GIVEN RECORDS -

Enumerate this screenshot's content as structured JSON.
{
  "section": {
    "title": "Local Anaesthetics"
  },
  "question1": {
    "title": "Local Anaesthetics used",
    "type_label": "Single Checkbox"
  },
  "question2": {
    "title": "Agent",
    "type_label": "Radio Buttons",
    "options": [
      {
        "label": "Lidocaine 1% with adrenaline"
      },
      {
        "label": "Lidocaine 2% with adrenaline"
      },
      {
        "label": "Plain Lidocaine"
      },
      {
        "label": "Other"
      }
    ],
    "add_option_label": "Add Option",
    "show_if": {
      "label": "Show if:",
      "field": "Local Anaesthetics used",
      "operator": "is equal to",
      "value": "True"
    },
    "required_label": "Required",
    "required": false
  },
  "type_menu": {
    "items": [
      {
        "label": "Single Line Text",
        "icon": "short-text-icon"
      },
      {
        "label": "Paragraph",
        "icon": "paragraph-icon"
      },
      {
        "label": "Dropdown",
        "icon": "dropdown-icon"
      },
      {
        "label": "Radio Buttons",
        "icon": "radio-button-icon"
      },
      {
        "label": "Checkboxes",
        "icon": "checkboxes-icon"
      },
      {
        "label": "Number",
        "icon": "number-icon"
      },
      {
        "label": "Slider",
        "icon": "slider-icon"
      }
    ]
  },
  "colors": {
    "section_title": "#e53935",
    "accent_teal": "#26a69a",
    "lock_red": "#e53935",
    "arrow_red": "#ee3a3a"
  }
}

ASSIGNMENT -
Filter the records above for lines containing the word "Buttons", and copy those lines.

OUTPUT -
    "type_label": "Radio Buttons",
        "label": "Radio Buttons",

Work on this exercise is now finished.